▸ WHAT IS BEING ASKED
Which of the lines in the data mention the string "tools"? List them all.
(MATERIAL SHOWN)
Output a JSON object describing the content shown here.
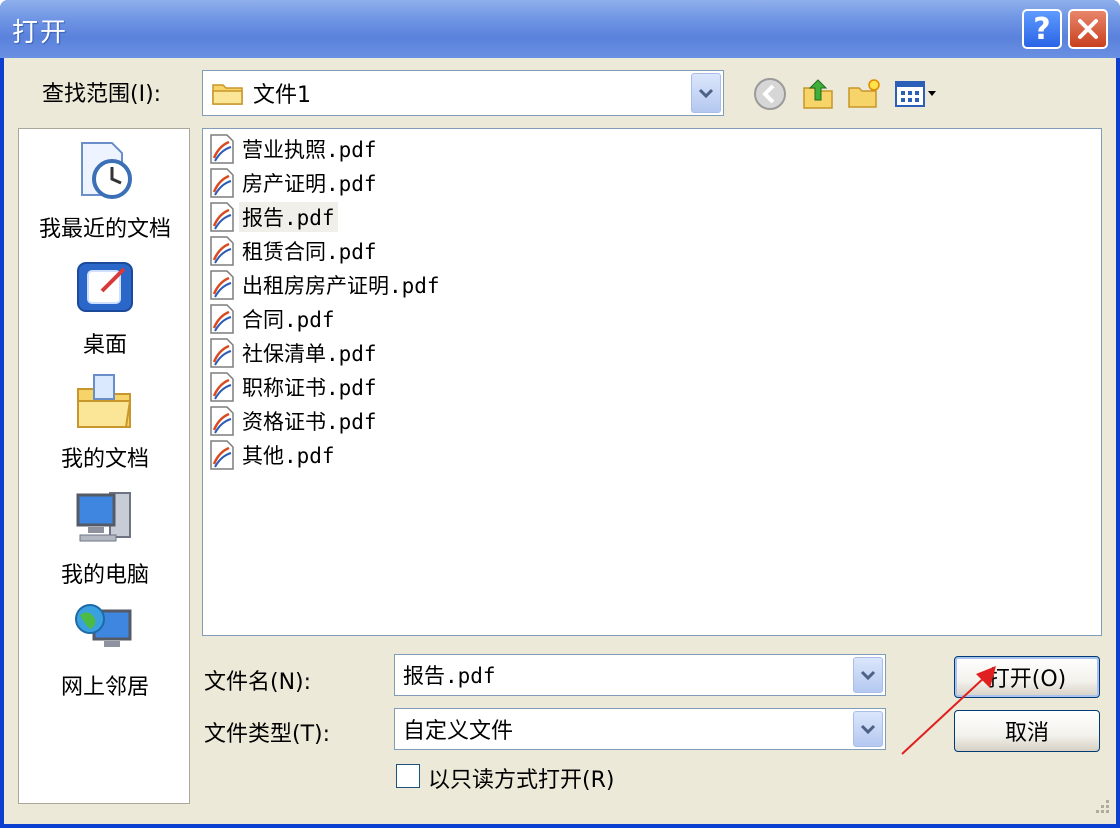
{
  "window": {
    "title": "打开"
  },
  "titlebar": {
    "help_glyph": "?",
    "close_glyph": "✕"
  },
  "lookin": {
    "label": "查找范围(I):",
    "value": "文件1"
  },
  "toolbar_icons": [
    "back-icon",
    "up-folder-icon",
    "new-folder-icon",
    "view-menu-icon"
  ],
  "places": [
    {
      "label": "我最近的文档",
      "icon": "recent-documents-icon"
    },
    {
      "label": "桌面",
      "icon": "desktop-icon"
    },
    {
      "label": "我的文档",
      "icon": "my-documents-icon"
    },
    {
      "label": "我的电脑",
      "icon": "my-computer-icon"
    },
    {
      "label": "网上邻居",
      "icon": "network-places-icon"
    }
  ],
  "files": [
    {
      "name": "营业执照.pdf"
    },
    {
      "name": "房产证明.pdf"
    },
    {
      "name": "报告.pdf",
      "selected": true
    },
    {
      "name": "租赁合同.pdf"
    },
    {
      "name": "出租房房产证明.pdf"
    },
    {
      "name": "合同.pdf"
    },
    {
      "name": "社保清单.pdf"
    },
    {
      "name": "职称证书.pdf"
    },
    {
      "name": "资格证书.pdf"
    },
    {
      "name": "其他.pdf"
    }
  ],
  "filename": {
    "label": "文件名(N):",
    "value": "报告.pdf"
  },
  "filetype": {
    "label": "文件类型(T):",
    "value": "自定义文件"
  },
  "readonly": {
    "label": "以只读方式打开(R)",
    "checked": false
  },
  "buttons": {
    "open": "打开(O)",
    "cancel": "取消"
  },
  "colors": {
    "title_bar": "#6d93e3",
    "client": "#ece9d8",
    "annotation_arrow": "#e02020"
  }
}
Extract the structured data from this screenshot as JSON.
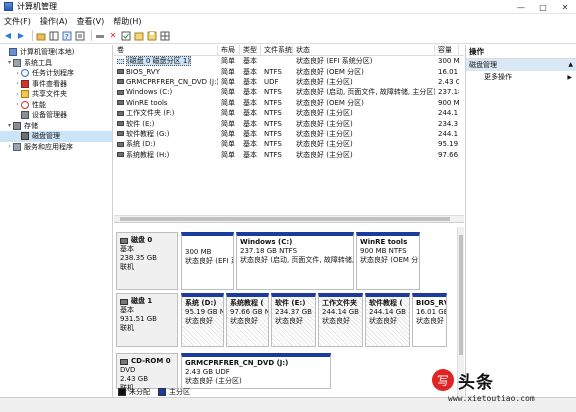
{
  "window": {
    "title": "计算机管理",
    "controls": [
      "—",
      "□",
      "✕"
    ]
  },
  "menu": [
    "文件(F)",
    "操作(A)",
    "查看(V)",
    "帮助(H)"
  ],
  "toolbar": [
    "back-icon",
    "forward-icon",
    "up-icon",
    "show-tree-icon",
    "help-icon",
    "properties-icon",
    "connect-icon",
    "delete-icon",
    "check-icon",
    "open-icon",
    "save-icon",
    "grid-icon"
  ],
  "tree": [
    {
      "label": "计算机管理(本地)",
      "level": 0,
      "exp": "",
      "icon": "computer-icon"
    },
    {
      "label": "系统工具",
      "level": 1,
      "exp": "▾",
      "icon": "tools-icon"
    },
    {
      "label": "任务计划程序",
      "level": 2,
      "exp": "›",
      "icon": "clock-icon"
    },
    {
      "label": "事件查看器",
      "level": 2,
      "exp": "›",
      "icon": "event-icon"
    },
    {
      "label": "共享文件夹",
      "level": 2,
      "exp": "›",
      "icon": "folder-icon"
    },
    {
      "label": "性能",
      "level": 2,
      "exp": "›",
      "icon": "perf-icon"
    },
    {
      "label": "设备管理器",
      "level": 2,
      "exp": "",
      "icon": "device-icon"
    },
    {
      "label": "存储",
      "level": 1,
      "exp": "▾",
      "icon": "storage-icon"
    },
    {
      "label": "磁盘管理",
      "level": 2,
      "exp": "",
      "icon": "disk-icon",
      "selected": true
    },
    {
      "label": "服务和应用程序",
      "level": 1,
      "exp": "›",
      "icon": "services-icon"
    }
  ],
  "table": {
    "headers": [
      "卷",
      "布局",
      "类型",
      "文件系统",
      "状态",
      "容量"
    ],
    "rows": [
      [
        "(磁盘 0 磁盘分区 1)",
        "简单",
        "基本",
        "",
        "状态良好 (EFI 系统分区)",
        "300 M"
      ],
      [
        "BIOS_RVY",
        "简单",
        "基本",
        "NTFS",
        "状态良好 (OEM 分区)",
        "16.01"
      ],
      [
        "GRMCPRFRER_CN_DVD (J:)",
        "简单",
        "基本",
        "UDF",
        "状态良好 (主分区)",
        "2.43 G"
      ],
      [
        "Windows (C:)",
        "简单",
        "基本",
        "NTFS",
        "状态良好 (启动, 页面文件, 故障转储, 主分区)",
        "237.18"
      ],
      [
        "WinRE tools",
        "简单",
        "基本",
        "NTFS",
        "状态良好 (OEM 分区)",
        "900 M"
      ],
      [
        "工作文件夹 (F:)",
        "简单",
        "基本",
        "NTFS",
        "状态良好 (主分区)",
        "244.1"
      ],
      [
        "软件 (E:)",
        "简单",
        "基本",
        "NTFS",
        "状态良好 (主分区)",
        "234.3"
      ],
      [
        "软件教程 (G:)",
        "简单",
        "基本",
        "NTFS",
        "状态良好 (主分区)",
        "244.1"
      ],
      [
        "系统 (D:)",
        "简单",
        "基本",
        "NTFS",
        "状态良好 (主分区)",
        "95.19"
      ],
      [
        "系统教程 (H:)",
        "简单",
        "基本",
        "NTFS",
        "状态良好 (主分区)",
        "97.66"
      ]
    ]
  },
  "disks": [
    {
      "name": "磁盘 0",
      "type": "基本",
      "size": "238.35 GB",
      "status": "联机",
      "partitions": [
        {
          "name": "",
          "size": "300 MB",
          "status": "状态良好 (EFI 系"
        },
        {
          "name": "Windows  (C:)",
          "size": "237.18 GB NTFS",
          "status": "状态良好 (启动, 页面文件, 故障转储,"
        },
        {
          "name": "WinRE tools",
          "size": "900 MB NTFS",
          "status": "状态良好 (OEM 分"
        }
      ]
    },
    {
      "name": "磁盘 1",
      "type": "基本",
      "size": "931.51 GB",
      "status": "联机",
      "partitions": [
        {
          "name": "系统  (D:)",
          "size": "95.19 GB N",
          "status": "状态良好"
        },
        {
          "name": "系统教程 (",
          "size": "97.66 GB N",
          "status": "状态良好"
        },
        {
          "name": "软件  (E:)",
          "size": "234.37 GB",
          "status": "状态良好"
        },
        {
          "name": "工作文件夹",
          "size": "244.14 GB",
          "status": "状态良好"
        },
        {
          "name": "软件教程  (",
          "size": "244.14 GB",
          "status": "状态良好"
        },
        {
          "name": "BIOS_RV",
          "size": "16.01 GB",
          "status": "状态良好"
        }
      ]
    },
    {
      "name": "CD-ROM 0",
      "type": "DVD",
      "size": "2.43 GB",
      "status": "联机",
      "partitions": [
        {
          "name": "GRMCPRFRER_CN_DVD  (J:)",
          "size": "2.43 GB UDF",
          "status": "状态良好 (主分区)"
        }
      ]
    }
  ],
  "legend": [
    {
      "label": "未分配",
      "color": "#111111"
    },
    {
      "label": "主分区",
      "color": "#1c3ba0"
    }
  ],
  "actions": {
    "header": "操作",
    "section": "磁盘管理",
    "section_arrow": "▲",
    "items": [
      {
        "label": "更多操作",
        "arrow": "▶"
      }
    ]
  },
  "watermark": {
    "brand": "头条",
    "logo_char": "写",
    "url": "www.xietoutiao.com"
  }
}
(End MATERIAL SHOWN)
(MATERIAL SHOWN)
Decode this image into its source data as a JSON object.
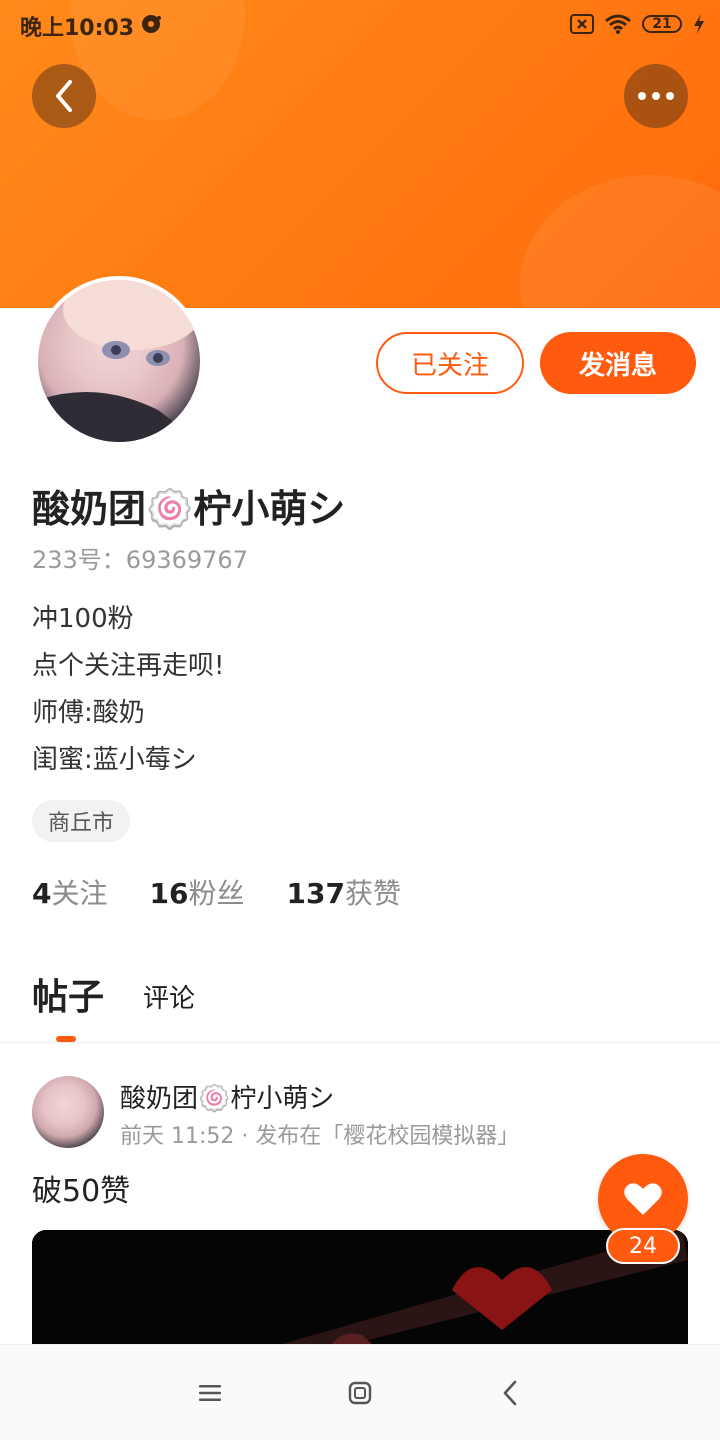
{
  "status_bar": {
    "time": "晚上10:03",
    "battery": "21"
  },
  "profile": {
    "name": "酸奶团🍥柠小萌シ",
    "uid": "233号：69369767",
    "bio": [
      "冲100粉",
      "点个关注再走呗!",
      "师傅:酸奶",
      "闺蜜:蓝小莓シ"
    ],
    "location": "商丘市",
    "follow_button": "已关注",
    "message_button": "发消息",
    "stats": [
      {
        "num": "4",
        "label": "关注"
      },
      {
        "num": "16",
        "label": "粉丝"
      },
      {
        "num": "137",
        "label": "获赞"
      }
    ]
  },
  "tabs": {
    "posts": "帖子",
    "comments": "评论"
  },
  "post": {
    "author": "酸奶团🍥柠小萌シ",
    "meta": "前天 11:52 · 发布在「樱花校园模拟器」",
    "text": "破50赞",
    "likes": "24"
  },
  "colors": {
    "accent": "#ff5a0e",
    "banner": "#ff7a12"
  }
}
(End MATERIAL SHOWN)
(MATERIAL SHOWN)
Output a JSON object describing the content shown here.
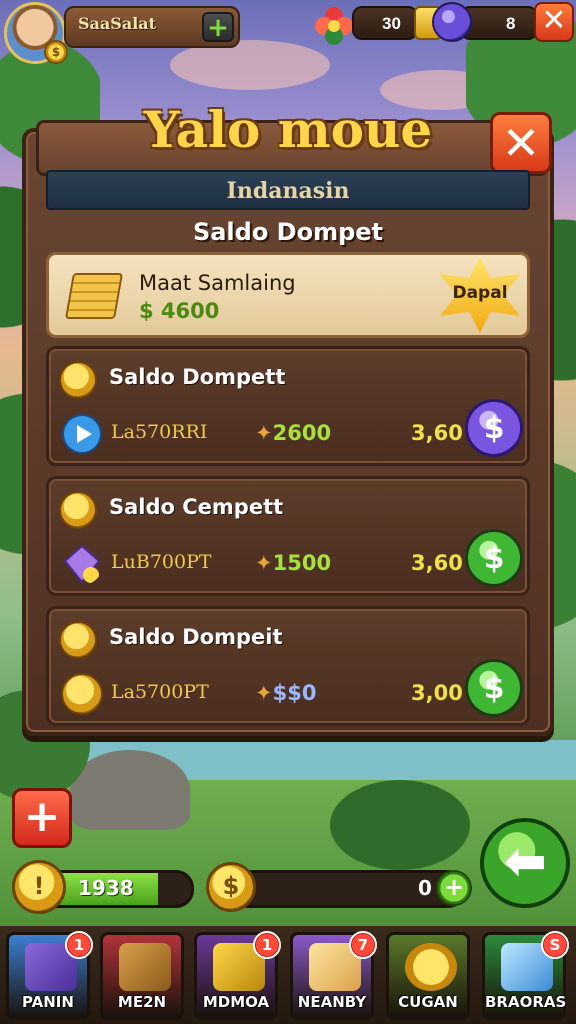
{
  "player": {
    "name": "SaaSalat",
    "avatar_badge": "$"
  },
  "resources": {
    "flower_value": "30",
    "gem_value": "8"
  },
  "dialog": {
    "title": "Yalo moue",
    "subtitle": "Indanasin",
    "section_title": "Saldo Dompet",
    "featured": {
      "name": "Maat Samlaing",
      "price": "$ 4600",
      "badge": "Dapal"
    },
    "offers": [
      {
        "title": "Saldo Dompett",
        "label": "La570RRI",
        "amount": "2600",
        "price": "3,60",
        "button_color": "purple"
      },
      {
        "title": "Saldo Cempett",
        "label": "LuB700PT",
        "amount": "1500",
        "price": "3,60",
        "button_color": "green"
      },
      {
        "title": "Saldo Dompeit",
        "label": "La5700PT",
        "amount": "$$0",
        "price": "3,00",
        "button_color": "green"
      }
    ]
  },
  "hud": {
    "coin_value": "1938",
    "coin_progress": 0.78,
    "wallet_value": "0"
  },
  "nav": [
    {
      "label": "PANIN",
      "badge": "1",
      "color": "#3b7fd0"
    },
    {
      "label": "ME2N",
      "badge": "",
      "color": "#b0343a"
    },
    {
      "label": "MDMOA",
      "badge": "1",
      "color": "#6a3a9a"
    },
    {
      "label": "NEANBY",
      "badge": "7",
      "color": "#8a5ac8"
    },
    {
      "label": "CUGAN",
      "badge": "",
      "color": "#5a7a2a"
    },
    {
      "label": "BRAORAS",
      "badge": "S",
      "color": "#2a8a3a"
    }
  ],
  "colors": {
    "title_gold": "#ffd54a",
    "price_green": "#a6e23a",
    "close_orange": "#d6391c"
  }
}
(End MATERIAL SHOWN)
▸ ANSWER TO THE PROBLEM
      "icon": "tools-icon"
        "WinRE tools",
          "name": "WinRE tools",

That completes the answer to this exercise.